WHAT THIS TASK INVOLVES: Answer with one number only: the count of lines below that hold the word "product".
____ RECORDS PROVIDED
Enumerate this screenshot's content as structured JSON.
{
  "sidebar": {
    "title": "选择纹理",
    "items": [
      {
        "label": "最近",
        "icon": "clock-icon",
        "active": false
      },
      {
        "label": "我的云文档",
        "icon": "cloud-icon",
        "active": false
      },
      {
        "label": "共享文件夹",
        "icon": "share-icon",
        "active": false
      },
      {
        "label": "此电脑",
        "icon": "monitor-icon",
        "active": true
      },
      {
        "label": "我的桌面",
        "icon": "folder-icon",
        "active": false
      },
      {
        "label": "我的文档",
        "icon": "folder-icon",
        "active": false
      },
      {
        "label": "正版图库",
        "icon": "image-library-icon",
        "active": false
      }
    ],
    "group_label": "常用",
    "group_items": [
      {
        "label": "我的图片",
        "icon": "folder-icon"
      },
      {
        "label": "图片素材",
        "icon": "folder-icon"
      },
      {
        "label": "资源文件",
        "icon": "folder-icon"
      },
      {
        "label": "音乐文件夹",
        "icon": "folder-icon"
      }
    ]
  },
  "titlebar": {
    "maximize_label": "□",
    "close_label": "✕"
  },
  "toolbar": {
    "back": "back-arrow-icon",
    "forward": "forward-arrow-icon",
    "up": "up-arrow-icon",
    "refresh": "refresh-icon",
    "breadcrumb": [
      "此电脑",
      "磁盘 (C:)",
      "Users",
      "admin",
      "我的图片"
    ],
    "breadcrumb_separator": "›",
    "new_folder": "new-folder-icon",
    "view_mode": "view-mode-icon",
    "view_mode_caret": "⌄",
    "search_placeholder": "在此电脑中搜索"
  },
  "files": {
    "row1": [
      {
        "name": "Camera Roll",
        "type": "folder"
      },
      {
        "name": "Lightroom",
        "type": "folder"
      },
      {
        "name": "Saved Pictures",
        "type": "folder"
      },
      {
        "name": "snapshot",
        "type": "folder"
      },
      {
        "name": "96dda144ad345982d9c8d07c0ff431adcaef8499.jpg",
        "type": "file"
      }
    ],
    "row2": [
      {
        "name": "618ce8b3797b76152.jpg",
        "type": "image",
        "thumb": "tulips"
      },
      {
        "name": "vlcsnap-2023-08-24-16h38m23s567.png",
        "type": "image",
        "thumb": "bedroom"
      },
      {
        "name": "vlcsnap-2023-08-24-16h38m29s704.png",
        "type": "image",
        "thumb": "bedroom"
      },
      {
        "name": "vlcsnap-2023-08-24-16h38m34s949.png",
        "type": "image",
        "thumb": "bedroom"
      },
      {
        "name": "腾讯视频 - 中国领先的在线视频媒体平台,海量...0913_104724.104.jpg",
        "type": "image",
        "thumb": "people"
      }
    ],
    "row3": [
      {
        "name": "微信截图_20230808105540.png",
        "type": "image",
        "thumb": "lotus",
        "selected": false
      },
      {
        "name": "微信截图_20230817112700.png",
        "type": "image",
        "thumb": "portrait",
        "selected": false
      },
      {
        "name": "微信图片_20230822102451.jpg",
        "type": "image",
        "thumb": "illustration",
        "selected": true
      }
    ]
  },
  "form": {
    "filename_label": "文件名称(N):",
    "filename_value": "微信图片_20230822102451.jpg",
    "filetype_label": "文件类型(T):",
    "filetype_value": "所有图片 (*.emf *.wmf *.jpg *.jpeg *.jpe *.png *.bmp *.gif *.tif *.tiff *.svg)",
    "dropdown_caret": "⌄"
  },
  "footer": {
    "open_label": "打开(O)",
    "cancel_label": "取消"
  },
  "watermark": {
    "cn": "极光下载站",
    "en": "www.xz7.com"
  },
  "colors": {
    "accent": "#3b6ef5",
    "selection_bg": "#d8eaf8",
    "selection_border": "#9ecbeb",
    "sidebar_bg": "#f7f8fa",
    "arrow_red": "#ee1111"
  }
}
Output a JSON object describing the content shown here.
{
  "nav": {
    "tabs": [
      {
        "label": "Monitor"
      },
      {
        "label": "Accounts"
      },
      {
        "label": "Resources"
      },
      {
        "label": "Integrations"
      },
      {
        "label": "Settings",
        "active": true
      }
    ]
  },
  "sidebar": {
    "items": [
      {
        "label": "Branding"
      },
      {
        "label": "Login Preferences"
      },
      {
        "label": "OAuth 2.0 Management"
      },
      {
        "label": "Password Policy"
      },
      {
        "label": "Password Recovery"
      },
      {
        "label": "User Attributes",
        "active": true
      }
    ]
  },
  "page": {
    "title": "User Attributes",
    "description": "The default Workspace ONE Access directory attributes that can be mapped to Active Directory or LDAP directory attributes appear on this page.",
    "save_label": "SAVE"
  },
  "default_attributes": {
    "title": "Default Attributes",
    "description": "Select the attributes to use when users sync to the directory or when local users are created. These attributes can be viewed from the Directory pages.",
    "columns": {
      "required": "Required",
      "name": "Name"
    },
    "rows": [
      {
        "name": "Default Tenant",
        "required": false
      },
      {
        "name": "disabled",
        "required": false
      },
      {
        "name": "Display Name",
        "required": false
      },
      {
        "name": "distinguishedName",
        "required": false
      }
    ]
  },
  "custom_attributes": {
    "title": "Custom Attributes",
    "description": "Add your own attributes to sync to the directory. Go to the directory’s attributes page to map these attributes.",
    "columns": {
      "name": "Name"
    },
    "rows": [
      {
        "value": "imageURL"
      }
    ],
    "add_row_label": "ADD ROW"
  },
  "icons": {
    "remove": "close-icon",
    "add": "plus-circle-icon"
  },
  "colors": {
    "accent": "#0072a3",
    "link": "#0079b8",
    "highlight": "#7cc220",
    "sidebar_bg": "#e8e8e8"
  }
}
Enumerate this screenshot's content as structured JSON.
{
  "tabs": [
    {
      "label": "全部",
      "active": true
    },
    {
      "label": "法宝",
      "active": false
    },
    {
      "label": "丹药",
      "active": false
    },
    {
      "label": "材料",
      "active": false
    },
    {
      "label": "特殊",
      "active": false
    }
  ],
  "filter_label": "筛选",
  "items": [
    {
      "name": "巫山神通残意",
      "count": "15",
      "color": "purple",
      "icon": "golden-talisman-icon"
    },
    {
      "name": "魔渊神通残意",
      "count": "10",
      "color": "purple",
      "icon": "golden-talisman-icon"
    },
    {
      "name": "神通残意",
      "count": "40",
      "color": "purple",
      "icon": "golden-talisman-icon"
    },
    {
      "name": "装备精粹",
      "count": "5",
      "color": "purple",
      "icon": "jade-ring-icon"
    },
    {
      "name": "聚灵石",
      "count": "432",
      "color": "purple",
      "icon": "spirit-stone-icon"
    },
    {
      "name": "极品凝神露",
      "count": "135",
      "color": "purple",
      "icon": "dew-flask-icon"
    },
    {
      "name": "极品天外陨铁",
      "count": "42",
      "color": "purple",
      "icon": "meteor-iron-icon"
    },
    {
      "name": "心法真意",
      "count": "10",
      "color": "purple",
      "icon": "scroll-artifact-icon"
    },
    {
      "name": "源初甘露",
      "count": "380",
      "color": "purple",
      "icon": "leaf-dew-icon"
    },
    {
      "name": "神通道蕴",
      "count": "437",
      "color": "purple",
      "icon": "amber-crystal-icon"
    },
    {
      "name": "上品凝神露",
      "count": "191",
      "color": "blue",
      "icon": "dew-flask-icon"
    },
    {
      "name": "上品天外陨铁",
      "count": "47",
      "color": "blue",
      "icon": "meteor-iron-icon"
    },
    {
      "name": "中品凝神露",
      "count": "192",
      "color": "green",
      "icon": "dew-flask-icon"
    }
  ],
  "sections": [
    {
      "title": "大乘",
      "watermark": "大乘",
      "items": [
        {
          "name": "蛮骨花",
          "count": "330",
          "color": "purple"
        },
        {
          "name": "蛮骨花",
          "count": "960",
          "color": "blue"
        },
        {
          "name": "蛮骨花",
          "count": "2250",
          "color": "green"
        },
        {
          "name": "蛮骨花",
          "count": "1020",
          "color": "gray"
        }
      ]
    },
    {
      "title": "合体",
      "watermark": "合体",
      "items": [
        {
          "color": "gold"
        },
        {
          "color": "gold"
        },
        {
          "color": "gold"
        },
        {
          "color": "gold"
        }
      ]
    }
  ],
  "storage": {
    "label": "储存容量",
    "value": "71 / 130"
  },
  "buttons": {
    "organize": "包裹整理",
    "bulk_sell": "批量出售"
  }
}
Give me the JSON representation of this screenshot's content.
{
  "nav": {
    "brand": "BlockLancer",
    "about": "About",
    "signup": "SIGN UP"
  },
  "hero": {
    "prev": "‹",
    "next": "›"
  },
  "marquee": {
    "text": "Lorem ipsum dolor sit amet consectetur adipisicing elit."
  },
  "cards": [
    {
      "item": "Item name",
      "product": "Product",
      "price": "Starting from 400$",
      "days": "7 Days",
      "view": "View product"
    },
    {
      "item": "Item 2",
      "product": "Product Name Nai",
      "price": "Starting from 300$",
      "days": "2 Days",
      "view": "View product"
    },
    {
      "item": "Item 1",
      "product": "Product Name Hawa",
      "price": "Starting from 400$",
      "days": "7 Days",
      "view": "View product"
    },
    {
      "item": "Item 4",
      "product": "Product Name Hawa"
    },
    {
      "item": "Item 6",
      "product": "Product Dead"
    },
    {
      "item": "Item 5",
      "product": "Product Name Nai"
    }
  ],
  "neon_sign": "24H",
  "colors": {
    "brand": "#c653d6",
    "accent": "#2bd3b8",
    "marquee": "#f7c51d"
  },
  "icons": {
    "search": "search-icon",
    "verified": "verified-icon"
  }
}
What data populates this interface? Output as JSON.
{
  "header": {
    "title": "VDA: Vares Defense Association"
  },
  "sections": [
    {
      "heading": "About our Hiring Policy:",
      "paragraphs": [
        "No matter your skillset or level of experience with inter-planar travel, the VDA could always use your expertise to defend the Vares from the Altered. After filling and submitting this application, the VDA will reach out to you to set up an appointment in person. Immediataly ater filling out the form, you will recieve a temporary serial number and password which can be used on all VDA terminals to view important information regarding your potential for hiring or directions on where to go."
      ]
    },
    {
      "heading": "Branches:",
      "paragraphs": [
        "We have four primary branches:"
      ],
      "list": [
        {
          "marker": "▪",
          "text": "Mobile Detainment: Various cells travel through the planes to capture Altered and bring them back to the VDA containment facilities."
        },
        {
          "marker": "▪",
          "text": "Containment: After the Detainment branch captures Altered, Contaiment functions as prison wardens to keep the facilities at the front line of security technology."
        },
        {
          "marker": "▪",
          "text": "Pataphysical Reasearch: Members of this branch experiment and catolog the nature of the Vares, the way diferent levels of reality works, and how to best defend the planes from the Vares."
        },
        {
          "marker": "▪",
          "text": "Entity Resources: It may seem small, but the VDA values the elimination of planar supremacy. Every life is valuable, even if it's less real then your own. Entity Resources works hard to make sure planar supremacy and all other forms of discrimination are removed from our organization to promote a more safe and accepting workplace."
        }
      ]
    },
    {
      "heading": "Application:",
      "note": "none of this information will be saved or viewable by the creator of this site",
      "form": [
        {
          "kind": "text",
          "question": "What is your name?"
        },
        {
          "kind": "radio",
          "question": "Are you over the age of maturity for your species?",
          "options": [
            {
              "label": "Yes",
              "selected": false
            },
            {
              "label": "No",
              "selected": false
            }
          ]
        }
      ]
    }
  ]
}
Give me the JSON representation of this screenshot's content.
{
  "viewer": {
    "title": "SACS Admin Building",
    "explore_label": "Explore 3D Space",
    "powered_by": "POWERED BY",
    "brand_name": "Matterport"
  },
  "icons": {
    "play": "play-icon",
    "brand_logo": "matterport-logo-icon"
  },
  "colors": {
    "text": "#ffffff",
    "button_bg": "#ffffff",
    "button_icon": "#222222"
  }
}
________
RESPONSE TO THIS EXERCISE: 9